EXERCISE OBJECTIVE: Examine the entries and show every line in which the word "popularity" is found.

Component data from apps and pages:
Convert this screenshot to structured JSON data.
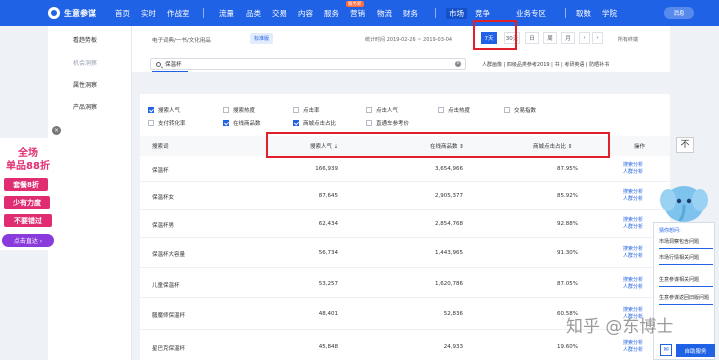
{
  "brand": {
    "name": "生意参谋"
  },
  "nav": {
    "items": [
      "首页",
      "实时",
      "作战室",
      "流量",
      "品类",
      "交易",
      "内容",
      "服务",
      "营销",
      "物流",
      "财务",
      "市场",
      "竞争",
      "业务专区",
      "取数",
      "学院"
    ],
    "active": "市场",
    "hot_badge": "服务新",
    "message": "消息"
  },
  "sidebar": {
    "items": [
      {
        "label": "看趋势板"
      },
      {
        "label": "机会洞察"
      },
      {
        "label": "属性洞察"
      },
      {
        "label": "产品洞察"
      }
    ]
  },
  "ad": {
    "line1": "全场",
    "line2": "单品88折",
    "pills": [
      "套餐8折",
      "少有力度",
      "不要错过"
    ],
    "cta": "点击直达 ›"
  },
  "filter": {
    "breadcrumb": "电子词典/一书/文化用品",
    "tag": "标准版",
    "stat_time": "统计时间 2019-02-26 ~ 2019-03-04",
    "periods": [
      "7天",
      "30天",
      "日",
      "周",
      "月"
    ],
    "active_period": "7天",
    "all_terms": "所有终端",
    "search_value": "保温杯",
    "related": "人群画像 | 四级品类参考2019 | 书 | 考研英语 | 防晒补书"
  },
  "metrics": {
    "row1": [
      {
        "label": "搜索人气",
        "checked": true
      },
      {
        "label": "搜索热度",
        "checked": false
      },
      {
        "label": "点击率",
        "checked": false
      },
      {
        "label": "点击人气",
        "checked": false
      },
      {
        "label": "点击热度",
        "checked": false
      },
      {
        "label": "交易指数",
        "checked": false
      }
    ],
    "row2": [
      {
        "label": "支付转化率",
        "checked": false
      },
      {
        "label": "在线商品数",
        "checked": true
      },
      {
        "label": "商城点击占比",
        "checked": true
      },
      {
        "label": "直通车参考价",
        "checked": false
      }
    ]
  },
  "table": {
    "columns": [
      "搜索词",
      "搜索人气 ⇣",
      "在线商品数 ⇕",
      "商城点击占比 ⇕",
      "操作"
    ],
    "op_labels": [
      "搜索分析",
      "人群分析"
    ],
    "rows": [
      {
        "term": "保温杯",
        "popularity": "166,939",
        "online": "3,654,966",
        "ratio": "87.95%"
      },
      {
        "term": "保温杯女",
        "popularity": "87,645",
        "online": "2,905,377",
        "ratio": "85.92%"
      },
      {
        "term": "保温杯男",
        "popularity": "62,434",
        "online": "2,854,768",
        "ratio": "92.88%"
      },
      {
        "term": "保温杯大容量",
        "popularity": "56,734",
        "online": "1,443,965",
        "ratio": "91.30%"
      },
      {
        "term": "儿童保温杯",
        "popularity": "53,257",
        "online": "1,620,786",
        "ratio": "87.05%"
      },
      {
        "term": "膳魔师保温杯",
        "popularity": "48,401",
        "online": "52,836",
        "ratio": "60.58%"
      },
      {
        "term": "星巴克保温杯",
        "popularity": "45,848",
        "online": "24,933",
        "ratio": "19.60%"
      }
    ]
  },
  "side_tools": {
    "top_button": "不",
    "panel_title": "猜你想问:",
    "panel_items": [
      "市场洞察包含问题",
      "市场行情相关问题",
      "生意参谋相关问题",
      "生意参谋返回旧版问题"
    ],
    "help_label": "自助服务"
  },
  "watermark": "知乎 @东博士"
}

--

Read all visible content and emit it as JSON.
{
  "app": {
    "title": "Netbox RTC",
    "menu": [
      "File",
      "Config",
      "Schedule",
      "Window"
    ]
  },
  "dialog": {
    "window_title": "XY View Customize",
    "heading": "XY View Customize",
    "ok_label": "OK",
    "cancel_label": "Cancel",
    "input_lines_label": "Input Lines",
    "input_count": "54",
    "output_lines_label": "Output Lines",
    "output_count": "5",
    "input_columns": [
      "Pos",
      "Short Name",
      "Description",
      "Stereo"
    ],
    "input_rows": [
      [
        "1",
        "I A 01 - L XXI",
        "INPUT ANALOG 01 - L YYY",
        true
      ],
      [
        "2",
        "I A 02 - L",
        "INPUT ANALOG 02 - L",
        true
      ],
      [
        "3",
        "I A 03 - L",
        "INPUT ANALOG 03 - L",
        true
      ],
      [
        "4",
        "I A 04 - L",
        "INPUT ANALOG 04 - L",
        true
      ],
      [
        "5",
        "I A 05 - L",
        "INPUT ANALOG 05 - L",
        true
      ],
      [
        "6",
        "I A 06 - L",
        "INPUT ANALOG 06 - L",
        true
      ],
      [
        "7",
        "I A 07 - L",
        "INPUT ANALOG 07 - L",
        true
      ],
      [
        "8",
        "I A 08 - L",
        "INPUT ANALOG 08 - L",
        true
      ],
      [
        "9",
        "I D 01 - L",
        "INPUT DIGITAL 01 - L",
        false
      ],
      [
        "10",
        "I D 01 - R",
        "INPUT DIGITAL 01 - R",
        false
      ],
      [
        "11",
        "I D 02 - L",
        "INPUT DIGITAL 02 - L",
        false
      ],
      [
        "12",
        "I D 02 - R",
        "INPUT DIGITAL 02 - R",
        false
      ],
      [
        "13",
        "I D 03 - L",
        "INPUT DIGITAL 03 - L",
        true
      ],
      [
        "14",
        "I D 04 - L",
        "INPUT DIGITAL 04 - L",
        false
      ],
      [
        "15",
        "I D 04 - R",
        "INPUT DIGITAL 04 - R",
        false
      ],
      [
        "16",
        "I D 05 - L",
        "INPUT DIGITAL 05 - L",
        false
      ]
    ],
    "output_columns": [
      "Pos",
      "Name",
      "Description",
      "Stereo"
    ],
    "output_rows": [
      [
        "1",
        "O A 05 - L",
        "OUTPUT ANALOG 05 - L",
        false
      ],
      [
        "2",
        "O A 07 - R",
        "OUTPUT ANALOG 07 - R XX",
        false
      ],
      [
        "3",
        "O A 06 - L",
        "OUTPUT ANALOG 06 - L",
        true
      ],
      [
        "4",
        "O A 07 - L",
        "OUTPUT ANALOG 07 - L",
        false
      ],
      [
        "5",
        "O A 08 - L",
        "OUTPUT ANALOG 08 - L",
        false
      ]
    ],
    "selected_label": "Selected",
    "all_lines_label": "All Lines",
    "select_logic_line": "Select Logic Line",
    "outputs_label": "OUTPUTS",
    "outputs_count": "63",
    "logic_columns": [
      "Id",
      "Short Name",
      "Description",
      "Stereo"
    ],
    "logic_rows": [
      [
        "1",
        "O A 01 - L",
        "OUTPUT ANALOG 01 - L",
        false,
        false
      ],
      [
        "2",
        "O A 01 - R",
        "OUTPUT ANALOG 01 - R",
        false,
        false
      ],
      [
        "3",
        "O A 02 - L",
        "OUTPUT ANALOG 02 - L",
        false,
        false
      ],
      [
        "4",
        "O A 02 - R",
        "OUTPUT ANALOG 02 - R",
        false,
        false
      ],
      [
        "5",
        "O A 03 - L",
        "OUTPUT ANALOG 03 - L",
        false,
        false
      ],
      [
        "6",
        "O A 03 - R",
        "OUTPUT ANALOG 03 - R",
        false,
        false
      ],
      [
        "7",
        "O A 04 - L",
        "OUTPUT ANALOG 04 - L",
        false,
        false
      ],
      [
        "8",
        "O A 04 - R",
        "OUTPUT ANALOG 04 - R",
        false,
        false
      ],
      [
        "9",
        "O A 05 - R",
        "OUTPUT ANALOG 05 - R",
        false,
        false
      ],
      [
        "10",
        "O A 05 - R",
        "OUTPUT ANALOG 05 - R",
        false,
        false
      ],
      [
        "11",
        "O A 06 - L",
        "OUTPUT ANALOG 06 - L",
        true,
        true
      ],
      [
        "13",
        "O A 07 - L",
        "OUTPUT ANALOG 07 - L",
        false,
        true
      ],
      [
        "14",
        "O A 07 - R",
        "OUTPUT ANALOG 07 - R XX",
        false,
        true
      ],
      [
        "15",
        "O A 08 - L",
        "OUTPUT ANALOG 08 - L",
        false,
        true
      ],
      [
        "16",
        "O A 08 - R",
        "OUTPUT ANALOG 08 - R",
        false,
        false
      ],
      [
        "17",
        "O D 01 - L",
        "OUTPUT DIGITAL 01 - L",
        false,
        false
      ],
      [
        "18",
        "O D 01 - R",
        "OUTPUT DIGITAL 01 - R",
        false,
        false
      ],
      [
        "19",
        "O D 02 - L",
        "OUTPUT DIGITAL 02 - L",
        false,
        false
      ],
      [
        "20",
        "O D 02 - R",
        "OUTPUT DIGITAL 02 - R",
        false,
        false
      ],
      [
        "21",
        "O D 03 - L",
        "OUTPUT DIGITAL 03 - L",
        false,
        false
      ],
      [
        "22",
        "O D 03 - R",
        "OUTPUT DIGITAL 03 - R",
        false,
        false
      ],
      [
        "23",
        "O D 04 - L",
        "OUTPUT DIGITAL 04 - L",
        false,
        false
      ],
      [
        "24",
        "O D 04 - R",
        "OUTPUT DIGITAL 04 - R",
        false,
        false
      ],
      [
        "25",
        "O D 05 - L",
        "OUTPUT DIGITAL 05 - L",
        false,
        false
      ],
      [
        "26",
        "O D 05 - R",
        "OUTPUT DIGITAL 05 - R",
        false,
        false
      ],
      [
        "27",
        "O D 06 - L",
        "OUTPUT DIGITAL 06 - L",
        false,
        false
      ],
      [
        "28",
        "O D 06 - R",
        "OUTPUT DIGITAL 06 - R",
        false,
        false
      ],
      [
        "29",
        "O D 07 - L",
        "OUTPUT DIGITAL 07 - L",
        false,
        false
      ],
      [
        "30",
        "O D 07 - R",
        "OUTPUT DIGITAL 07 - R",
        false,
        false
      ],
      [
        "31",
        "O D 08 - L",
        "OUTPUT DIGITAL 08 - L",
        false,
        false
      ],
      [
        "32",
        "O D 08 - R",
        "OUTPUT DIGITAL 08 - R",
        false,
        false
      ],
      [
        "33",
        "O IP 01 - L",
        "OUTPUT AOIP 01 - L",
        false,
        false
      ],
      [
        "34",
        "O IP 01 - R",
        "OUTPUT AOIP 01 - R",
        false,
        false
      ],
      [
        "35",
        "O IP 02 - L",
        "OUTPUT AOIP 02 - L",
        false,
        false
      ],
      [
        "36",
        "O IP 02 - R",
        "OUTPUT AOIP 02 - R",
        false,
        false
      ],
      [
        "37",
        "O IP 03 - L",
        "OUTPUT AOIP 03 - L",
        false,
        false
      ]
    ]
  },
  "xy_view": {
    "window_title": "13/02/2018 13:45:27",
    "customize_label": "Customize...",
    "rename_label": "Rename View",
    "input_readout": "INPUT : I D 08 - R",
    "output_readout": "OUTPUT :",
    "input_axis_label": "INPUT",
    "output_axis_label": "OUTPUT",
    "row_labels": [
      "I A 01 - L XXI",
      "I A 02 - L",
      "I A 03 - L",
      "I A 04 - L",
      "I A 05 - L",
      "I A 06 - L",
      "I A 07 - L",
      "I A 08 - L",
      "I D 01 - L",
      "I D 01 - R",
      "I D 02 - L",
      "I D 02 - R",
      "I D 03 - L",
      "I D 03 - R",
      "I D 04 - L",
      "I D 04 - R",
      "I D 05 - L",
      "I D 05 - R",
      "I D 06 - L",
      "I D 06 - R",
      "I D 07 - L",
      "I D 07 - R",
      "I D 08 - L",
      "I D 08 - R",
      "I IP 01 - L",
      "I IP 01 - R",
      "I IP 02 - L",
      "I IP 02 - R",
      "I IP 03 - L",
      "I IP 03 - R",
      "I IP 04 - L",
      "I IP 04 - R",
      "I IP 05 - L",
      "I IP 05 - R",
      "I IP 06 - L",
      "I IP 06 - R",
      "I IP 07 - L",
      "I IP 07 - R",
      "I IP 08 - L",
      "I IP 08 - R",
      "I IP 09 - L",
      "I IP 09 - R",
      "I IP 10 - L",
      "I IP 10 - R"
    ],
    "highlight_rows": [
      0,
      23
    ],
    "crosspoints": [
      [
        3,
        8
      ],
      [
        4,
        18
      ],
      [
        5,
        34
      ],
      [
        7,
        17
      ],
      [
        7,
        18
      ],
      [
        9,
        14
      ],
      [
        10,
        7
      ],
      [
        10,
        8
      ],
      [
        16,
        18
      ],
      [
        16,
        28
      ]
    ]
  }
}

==

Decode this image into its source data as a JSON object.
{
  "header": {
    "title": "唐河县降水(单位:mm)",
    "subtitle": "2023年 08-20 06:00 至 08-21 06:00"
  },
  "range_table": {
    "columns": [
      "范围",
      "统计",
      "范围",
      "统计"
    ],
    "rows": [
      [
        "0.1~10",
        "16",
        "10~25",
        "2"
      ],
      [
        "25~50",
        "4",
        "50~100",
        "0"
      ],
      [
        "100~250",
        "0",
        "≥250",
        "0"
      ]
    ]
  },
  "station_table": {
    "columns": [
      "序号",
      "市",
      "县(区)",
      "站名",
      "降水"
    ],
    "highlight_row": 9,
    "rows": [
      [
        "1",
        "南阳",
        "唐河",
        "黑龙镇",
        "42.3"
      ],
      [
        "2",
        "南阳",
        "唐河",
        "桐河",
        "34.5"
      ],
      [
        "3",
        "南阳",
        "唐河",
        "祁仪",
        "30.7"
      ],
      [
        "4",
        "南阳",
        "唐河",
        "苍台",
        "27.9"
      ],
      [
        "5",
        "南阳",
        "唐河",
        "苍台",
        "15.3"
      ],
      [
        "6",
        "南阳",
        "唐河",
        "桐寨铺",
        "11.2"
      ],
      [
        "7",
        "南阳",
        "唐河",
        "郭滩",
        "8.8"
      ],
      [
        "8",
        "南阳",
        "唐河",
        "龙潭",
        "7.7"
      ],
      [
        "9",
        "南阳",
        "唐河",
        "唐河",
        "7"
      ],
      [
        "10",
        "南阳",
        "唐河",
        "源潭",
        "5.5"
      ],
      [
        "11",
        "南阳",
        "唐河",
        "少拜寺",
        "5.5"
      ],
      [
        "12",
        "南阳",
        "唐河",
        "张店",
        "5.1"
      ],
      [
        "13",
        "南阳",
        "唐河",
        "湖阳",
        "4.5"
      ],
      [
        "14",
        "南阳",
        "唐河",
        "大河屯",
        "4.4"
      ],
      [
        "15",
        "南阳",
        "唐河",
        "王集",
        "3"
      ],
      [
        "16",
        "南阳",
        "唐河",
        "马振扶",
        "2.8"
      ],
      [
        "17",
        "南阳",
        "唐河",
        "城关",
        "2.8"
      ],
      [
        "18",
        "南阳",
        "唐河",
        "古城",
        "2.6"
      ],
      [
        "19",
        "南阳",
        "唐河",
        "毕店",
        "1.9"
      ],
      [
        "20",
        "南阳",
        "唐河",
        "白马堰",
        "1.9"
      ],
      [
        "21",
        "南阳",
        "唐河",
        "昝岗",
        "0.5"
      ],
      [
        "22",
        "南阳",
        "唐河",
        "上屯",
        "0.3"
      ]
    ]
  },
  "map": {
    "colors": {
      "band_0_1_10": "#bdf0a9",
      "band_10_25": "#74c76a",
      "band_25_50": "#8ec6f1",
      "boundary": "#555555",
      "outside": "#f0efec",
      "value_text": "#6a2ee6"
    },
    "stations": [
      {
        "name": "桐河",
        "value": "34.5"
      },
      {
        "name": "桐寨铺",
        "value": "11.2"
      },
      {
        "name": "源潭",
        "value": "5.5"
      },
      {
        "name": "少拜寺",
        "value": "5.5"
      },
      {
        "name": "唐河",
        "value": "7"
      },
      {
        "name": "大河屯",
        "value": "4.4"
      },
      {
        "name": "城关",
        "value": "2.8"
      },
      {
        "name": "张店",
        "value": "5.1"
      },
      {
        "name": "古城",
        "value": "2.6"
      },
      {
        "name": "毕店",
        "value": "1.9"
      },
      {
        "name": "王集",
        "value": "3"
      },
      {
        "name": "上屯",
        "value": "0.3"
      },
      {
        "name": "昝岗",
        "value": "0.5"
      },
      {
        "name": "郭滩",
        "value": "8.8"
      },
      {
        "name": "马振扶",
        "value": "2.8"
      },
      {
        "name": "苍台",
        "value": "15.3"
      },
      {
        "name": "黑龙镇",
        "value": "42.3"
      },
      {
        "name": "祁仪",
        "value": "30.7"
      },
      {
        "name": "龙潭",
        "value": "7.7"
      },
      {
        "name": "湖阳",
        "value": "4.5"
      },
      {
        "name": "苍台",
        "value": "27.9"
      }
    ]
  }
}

WRITTEN RESPONSE:
        "popularity": "166,939",
        "popularity": "87,645",
        "popularity": "62,434",
        "popularity": "56,734",
        "popularity": "53,257",
        "popularity": "48,401",
        "popularity": "45,848",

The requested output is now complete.